Wednesday, January 14, 2009

Filtering Table Results with jQuery

A few weeks ago, I was looking for a way to filter records in a table.  The screen that I was going to use this one was a composite/advanced search screen to where after the results are populated, the user can continue typing in search results into other fields and it would auto-filter.


There are a large amount of jQuery plug-ins that offer table filtering features.  I reviewed the TableSorter plug-in; however, I didn't want a filtering system where 1 text box would filter all columns.  That plug-in works extremely well and I am using it in other areas, but I'm looking for a text box-to-column filtering mechanism instead. Bill Beckelmen, who has a lot of great posts and examples on the TableSoter plug-in, suggested trying the jQuery Column Filter or tablefilter plug-ins.  Both were better; however, also auto-created the text boxes in another header row for the table.  After looking a bit more, I came to the conclusion that I would need to write my own functionality.  If I continue working on refining this code, I will probably see about turning it into a plug-in for easier use.


Post Downloads:

Table Filtering with jQuery Example -


The filterColumn Function:

At the heart of the filtering process is a JavaScript function called filterColumn.  This function takes 2 parameters.  The first parameter takes the text name of the table column that is being evaluated.  The second parameter is the text value to filter on.  For the sake of the example, the filterColumn function will be bound to each text box's onKeyUp event; passing it's current value for the filtering text.

Inside of the filterColumn function, 3 things occur to make the filtering mechanism work.  First, the two input parameters are inserted into regular expression patterns that will be used to locate the table column header as well as the records in that column once found.  The second thing it does is loop through the column header (first table row in the thead tag that contains th tags...or "#resultsTable thead tr:first th" in jQuery selector syntax) to locate the column's index.  Lastly, it loop through the table's records using the column's index and sets the row's display style to "none" if it doesn't match the filtering criteria.

   1: function filterColumn(columnHeader, value){
   3:     // set regex objects with the appropriate patterns.
   4:     var headerPattern = new RegExp('^' + columnHeader + '$', 'i');
   5:     var filterPattern = new RegExp('^' + value + '', 'i');
   7:     // initialize the column identifier
   8:     var colIndex = -1;
  10:     // loop through the header's first row of cells
  11:     var headerRow = $("#resultsTable thead tr:first th");
  12:     headerRow.each(function(n){
  13:         if (headerPattern.test($.trim(this.innerHTML))){
  14:             colIndex = n;        
  15:         }    
  16:     });
  18:     // check to see if the column was found.
  19:     if (colIndex > -1){
  21:         // loop through each table body row and evaulate the proper cell.
  22:         var bodyRows = $("#resultsTable tbody tr");
  23:         bodyRows.each(function(n){
  24:             if(!filterPattern.test($.trim(this.childNodes[colIndex].innerHTML))){
  25:        = 'none';
  26:             }
  27:             else {
  28:        = '';
  29:             }
  30:         });
  31:     }
  32: }
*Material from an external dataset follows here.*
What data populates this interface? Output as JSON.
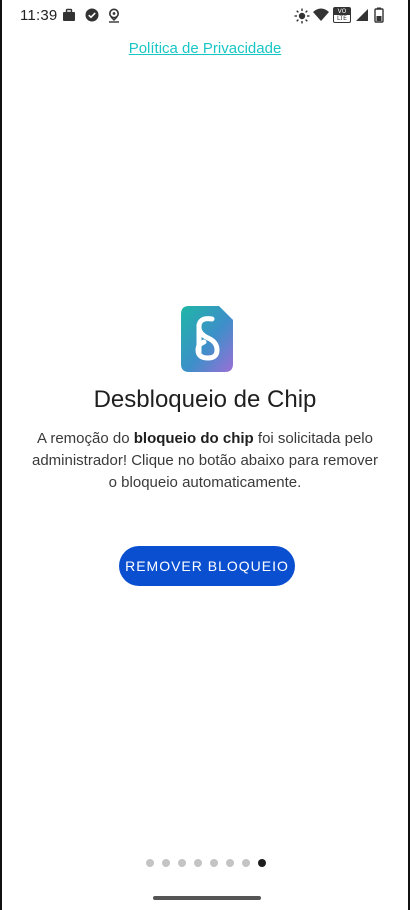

Next Steps:

I have a lot of refinement to go on this function if I am thinking about converting it into a plug-in at some point.  I need to make the table's id not hard coded and bind the onKeyUp events when the search button is pressed instead of having it attached all the time in the HTML.  In addition, I need to look into incorporating a zebra-striping plug-in as well to have it address the row styling after the filtering. 

The code is a great starting point and it's very useful as is.  With a little refinement, it can provide a very robust mechanism for simple table filtering without having to learn and use a very complex plug-in.

kick it on


  1. Already done with jQuery. Google "Allan Jardine" tables

  2. While the DataTables plug-in is good, it didn't fit the same model that I presented here where a single column could be mapped to a text box. The DataTables plug-in appears to allow specific columns to be searched/filtered; however, still is based on a single textbox. This design works great in a large number of instances; however, didn't give the level of granularity that I was needing for the project that sparked this blog post.

  3. Good and simple implementation using regex. Instead of

    var filterPattern = new RegExp('^' + value + '', 'i');

    you can use

    var filterPattern = new RegExp('(' + value + ')', 'i');

    which searches for occurrences throughout the string. ie. the second expression matches 'order' in 'purchaseorder' whilst the first don't.

  4. Hey thanks it really worked awesome.....